This war on words is done for me. For future reference McCain camp – don’t even think about touching “the cat’s pajamas” or “that’ll go over like a fart in church.” Please feel free to comment below if you have colloquialisms you’d like to declare as off-limits to the McCain campaign’s war on words.

My thoughts on the Sarah Palin media frenzy

I think it’s pretty cool that a woman is on a major campaign ticket this year.  I’m happy when I get to see the world and society evolve in my lifetime.  I watched some of Palin’s RNC speech last night – only the highlight reel, I can’t tolerate the endless applause breaks of those big venue speeches.  She’s a funny lady for sure.  She’s got a good sense of sarcastic timing that a speechwriter simply can’t create for you.  But for all the effectiveness of her attacks on Obama and the Democratic party, I can tell you one thing that she isn’t is inspiring.  Somehow I figured that the woman who would break through this barrier in the Republican party would have to be larger than life, someone who even the most sexist and repellent of old, white, republican men could appreciate. To me she just seems like another lady in power – smart, slick and totally self-aware.

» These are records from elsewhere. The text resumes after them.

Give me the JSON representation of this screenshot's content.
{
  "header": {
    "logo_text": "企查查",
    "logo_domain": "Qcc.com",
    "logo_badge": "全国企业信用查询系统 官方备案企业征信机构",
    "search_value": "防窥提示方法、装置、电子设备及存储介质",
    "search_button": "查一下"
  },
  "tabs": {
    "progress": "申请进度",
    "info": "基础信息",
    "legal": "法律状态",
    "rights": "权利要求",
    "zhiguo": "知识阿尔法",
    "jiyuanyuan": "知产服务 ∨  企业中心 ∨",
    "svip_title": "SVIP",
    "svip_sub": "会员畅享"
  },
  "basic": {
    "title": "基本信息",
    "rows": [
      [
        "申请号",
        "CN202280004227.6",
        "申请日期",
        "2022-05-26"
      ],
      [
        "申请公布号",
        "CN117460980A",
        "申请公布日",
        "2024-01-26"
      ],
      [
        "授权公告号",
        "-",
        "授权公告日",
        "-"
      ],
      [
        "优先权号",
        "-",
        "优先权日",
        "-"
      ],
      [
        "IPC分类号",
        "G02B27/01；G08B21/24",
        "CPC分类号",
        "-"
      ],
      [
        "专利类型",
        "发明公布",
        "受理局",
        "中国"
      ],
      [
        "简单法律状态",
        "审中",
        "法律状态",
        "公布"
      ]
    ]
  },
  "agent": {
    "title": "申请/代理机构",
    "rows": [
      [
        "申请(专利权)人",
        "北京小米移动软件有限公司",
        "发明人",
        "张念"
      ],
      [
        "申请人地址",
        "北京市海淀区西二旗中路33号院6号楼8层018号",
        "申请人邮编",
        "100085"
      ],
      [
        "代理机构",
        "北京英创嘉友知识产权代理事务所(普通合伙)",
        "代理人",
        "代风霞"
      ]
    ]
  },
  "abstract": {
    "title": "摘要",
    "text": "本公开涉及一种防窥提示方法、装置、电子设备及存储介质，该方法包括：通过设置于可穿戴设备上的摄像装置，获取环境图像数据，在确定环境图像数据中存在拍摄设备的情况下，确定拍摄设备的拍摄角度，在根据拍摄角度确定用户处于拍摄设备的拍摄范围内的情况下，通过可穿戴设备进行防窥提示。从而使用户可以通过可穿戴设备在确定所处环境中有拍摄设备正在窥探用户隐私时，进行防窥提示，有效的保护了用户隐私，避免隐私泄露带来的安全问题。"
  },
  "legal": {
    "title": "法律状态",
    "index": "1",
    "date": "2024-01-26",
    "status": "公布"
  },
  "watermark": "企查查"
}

I watched a lot of the Hillary Clinton speeches during the primary season and I’ll tell you I had a totally different response.  Hillary wasn’t quite as effortlessly beautiful or sassy, but I really felt inspired by what she had to say.  I believe that she had substance over style.  A lifetime of work, her heart and mind devoted to changing the world.  She had power and authority in her words – she did seem larger than life to me, and obviously to so many others who either endlessly adored her or vilified her.  Ultimately the Hillary phenomenon wasn’t undone through any fault of her own, she just got steamrolled by a much larger phenomenon that appealed to many more people in a slightly different way.  Hillary Clinton appealed to me as an intellectual.  Barack Obama kind of appeals to me in an intellectual way, but much more as a leader of a national spirit – something that is much easier for anyone in this country to tap into.

Leaving all personal politics aside, I don’t feel even a fraction of that excitement about the possibilities of Sarah Palin being the number 2 governmental official in this country.  She just doesn’t seem as deeply motivated, not as willing to throw herself down on the tracks for the United States.  Maybe I feel this way because I didn’t know she existed a week ago and maybe my feelings will change over the next couple months.  In the meantime, I would suspect that if you asked anyone on the street whether they would like to see Hillary Clinton or Sarah Palin in the white house, everyone’s most passionate feelings, positive or negative, would be about Hillary.  You either love her or you hate her.  As far as Sarah Palin goes – meh, she’s alright I guess.